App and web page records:
______________________________

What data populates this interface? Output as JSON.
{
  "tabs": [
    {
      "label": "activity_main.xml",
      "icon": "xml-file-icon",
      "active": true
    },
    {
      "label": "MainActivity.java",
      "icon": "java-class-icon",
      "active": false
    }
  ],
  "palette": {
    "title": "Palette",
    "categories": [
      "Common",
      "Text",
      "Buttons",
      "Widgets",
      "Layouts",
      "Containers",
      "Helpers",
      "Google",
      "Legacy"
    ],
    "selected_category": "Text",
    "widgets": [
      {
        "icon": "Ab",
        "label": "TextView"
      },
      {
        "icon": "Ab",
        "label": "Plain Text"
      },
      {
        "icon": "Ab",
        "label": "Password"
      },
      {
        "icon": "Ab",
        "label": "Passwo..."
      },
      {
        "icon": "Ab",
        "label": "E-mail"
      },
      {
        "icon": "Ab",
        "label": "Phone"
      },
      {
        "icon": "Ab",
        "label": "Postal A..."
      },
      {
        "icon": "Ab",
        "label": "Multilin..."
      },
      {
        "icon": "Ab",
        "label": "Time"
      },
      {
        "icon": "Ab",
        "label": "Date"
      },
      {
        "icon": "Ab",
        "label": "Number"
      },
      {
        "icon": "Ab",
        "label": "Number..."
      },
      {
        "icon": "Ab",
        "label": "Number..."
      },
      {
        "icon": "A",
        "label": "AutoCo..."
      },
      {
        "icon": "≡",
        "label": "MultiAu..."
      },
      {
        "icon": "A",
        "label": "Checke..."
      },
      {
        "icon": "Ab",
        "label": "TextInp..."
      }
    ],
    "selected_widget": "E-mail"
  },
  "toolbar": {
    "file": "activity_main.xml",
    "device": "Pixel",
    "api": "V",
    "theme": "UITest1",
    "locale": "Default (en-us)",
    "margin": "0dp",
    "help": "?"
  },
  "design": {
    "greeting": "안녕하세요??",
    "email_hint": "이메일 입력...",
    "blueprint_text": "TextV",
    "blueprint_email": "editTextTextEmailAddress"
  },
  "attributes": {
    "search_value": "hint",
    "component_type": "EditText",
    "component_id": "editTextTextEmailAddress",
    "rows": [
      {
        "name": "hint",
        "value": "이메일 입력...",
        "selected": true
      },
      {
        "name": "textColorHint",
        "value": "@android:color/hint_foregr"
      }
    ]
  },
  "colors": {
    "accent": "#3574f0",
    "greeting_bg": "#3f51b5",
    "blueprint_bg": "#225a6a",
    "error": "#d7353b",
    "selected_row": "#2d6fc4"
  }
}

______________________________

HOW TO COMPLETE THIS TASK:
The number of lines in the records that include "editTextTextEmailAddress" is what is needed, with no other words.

TASK ANSWER:
2